Albany, NEW YORK—New York State passed a casino referendum Nov. 5 to amend the New York constitution, allowing for seven Vegas-type casinos to be built in the state. The referendum passed with 57 percent of the vote according to USA Today.

Four of the seven casinos will be built in the Catskills, Southern Tier and Albany areas of Upstate New York, reported USA Today. For the first seven years these casinos will have the right to exclusivity. However, The Wall Street Journal confirmed that after the seven years, there are plans to build a casino in New York City.

Governor Andrew Cuomo hopes that the casinos will aid Upstate New York in its financial struggles. According to Syracuse.com, the first four casinos are expected to make $1 billion in revenue, of which $430 million will go to school districts and local governments. According to The Wall Street Journal, “Cuomo hopes to use the casino plans as part of his 2014 campaign to show he has addressed a major 2010 campaign promise to turnaround the upstate economy.”

Cuomo pushed for the referendum claiming that it will bring jobs and tourists to the region. “I think it will keep the money in this state, and I think it’s a major economic development vehicle for the Hudson Valley especially and for upstate New York,” Cuomo said, according to USA Today.

Photo from stargazette.com

Photo by stargazette.com

A group known as “New York Jobs Now” promoted the casino amendment and raised over $4 million for the campaign, The New York Times reported. “New York Jobs Now” is primarily backed by gambling interests such as operators of the racetrack slot machines and labor groups that will gain from the supposed job surge. This massive campaign proved very effective against the low-budget campaign of the opposition.

Money wasn’t the only object on the side of those pushing for casinos. The amendment was worded in favor of casinos on the ballot, attributing the referendum with the role of “promoting job growth, increasing aid to schools, and permitting local governments to lower property taxes,” reported The New York Times.

The phrasing of the ballot was brought into question last month in a law suit brought on by, Eric J. Snyder, a Brooklyn bankruptcy lawyer, according to The New York Times. Snyder claimed that according to the state election laws, state amendments should be concise and simply state the purpose and effect using common words. However Snyder’s law suit was thrown out of court because the judge claimed it was “lacking legal merit.”

Since the referendum was passed, there have already been three proposals for public casinos in the Catskills according to USA Today.
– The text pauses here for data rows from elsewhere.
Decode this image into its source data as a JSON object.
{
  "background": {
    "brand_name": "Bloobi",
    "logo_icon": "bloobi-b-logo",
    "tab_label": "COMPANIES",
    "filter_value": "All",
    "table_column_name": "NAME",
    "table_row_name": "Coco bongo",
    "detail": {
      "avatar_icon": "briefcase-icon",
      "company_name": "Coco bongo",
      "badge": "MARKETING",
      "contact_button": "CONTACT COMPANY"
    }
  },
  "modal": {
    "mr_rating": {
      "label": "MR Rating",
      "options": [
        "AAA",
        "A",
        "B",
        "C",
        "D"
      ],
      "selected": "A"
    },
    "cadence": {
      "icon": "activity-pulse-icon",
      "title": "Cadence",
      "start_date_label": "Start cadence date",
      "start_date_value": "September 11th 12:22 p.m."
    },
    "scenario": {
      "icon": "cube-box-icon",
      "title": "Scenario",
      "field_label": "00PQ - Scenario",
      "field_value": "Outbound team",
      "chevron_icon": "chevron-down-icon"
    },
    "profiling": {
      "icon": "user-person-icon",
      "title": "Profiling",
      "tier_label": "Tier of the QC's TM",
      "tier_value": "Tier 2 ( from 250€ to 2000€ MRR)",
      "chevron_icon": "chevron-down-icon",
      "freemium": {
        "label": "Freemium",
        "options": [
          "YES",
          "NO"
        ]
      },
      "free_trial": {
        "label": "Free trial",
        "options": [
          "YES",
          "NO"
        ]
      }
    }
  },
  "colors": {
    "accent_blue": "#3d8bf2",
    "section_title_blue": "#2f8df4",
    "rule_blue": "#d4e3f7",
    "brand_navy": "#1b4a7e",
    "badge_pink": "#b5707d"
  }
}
Tioga Downs and Saratoga Raceway are among those proposals and, currently as raceway casinos, they “expect to bid to be full-scale casinos.”

USA Today reported that “Casino operators already indicated they will seek licenses from the State Gaming Commission.” Cuomo’s Gaming Commission will also review bids.
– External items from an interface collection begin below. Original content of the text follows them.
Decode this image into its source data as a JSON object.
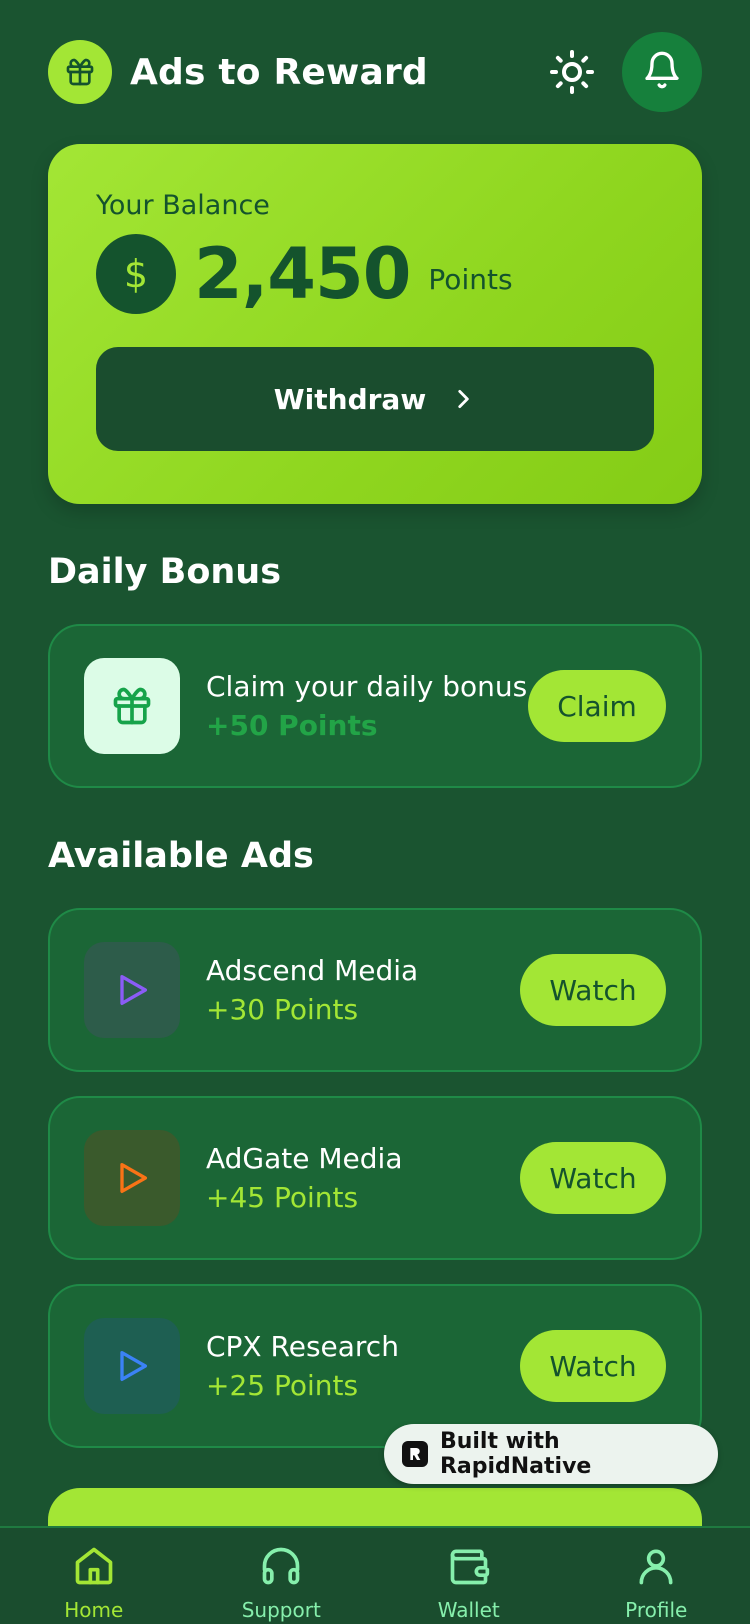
{
  "header": {
    "title": "Ads to Reward",
    "logo_icon": "gift-icon",
    "theme_icon": "sun-icon",
    "bell_icon": "bell-icon"
  },
  "balance": {
    "label": "Your Balance",
    "currency_symbol": "$",
    "value": "2,450",
    "unit": "Points",
    "withdraw_label": "Withdraw"
  },
  "daily_bonus": {
    "section_title": "Daily Bonus",
    "title": "Claim your daily bonus",
    "points": "+50 Points",
    "button_label": "Claim"
  },
  "ads": {
    "section_title": "Available Ads",
    "items": [
      {
        "name": "Adscend Media",
        "points": "+30 Points",
        "button_label": "Watch",
        "icon_color": "#8b5cf6"
      },
      {
        "name": "AdGate Media",
        "points": "+45 Points",
        "button_label": "Watch",
        "icon_color": "#f97316"
      },
      {
        "name": "CPX Research",
        "points": "+25 Points",
        "button_label": "Watch",
        "icon_color": "#3b82f6"
      }
    ]
  },
  "badge": {
    "label": "Built with RapidNative"
  },
  "tabs": [
    {
      "label": "Home",
      "icon": "home-icon",
      "active": true
    },
    {
      "label": "Support",
      "icon": "headphones-icon",
      "active": false
    },
    {
      "label": "Wallet",
      "icon": "wallet-icon",
      "active": false
    },
    {
      "label": "Profile",
      "icon": "user-icon",
      "active": false
    }
  ],
  "colors": {
    "background": "#1a5430",
    "accent": "#a3e635",
    "card": "#1b6636",
    "active_tab": "#a3e635",
    "inactive_tab": "#86efac"
  }
}
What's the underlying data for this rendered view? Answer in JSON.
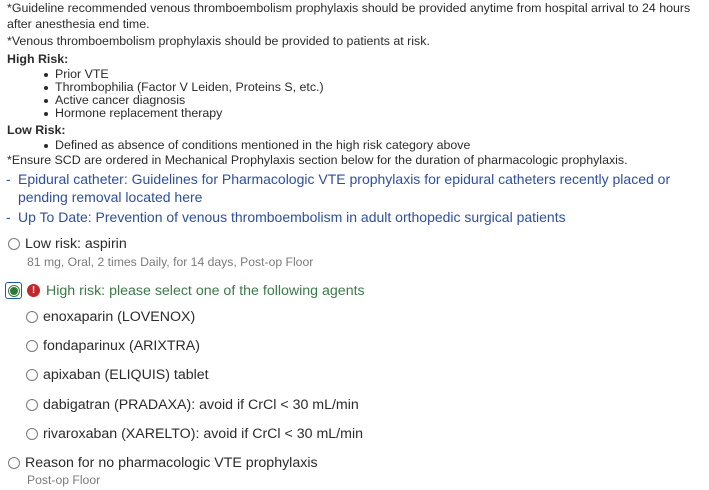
{
  "guideline": {
    "line1": "*Guideline recommended venous thromboembolism prophylaxis should be provided anytime from hospital arrival to 24 hours after anesthesia end time.",
    "line2": "*Venous thromboembolism prophylaxis should be provided to patients at risk.",
    "high_risk_heading": "High Risk:",
    "high_risk_items": [
      "Prior VTE",
      "Thrombophilia (Factor V Leiden, Proteins S, etc.)",
      "Active cancer diagnosis",
      "Hormone replacement therapy"
    ],
    "low_risk_heading": "Low Risk:",
    "low_risk_items": [
      "Defined as absence of conditions mentioned in the high risk category above"
    ],
    "scd_note": "*Ensure SCD are ordered in Mechanical Prophylaxis section below for the duration of pharmacologic prophylaxis."
  },
  "links": [
    {
      "dash": "-",
      "label": "Epidural catheter: Guidelines for Pharmacologic VTE prophylaxis for epidural catheters recently placed or pending removal located here"
    },
    {
      "dash": "-",
      "label": "Up To Date: Prevention of venous thromboembolism in adult orthopedic surgical patients"
    }
  ],
  "orders": {
    "low_risk": {
      "label": "Low risk: aspirin",
      "details": "81 mg, Oral, 2 times Daily,  for 14 days, Post-op Floor"
    },
    "high_risk": {
      "label": "High risk: please select one of the following agents",
      "alert_icon_glyph": "!",
      "agents": [
        "enoxaparin (LOVENOX)",
        "fondaparinux (ARIXTRA)",
        "apixaban (ELIQUIS) tablet",
        "dabigatran (PRADAXA): avoid if CrCl < 30 mL/min",
        "rivaroxaban (XARELTO): avoid if CrCl < 30 mL/min"
      ]
    },
    "no_pharm": {
      "label": "Reason for no pharmacologic VTE prophylaxis",
      "details": "Post-op Floor"
    }
  },
  "colors": {
    "link": "#2e4f9e",
    "selected_green": "#3b7a48",
    "alert_red": "#c4262e",
    "detail_gray": "#7b7b7b"
  },
  "icons": {
    "alert": "exclamation-circle-icon",
    "radio": "radio-button"
  }
}
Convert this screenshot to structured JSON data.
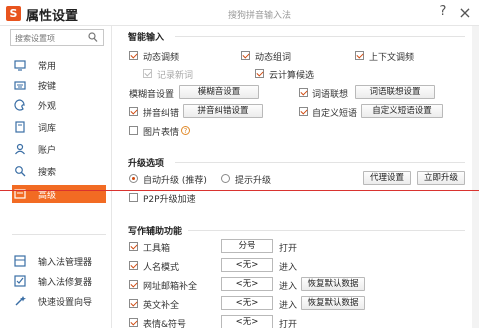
{
  "window": {
    "title": "属性设置",
    "subtitle": "搜狗拼音输入法",
    "help": "?",
    "close": "×"
  },
  "sidebar": {
    "search_placeholder": "搜索设置项",
    "items": [
      {
        "label": "常用",
        "icon": "monitor-icon"
      },
      {
        "label": "按键",
        "icon": "keyboard-icon"
      },
      {
        "label": "外观",
        "icon": "palette-icon"
      },
      {
        "label": "词库",
        "icon": "book-icon"
      },
      {
        "label": "账户",
        "icon": "user-icon"
      },
      {
        "label": "搜索",
        "icon": "search-icon"
      },
      {
        "label": "高级",
        "icon": "advanced-icon",
        "active": true
      }
    ],
    "bottom_items": [
      {
        "label": "输入法管理器",
        "icon": "ime-manager-icon"
      },
      {
        "label": "输入法修复器",
        "icon": "ime-repair-icon"
      },
      {
        "label": "快速设置向导",
        "icon": "wizard-icon"
      }
    ]
  },
  "smart_input": {
    "title": "智能输入",
    "dynamic_freq": {
      "label": "动态调频",
      "checked": true
    },
    "dynamic_group": {
      "label": "动态组词",
      "checked": true
    },
    "context_freq": {
      "label": "上下文调频",
      "checked": true
    },
    "record_new": {
      "label": "记录新词",
      "checked": true,
      "disabled": true
    },
    "cloud_candidates": {
      "label": "云计算候选",
      "checked": true
    },
    "fuzzy": {
      "label": "模糊音设置",
      "button": "模糊音设置"
    },
    "association": {
      "label": "词语联想",
      "checked": true,
      "button": "词语联想设置"
    },
    "pinyin_correct": {
      "label": "拼音纠错",
      "checked": true,
      "button": "拼音纠错设置"
    },
    "custom_phrase": {
      "label": "自定义短语",
      "checked": true,
      "button": "自定义短语设置"
    },
    "picture_emoji": {
      "label": "图片表情",
      "checked": false
    }
  },
  "upgrade": {
    "title": "升级选项",
    "auto": {
      "label": "自动升级 (推荐)",
      "selected": true
    },
    "prompt": {
      "label": "提示升级",
      "selected": false
    },
    "proxy_button": "代理设置",
    "upgrade_now_button": "立即升级",
    "p2p": {
      "label": "P2P升级加速",
      "checked": false
    }
  },
  "writing": {
    "title": "写作辅助功能",
    "rows": [
      {
        "label": "工具箱",
        "checked": true,
        "key": "分号",
        "action": "打开",
        "button": ""
      },
      {
        "label": "人名模式",
        "checked": true,
        "key": "<无>",
        "action": "进入",
        "button": ""
      },
      {
        "label": "网址邮箱补全",
        "checked": true,
        "key": "<无>",
        "action": "进入",
        "button": "恢复默认数据"
      },
      {
        "label": "英文补全",
        "checked": true,
        "key": "<无>",
        "action": "进入",
        "button": "恢复默认数据"
      },
      {
        "label": "表情&符号",
        "checked": true,
        "key": "<无>",
        "action": "打开",
        "button": ""
      }
    ]
  },
  "colors": {
    "accent": "#f26b23",
    "logo": "#e8541e",
    "annotation_line": "#d9332f"
  }
}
King’s students remain skeptical about whether or not casinos will be the answer to the Upstate New York financial problems.

Gary Barnes, ’15, said, “They make it seem like it’s for educational purposes. You go to a casino, spend your money, and you’re helping the school kids. It seems something like what Toms does where they allow you to feel good about your actions by sending some of the money to a good cause. But there’s something that seems kind of fake about that.”

Charlie Durham, ’14, is also concerned and wonders if New York should turn to casinos to promote growth.

“I am skeptical how much these will help depressed areas of New York,” Durham said. “Is it actually helping growth or is it just ignoring a deeper problem? Morally, allowing casinos is a dubious proposition. Gambling may not be intrinsically wrong but it is an activity that is easily abused.”

The official law will go into effect Jan. 1.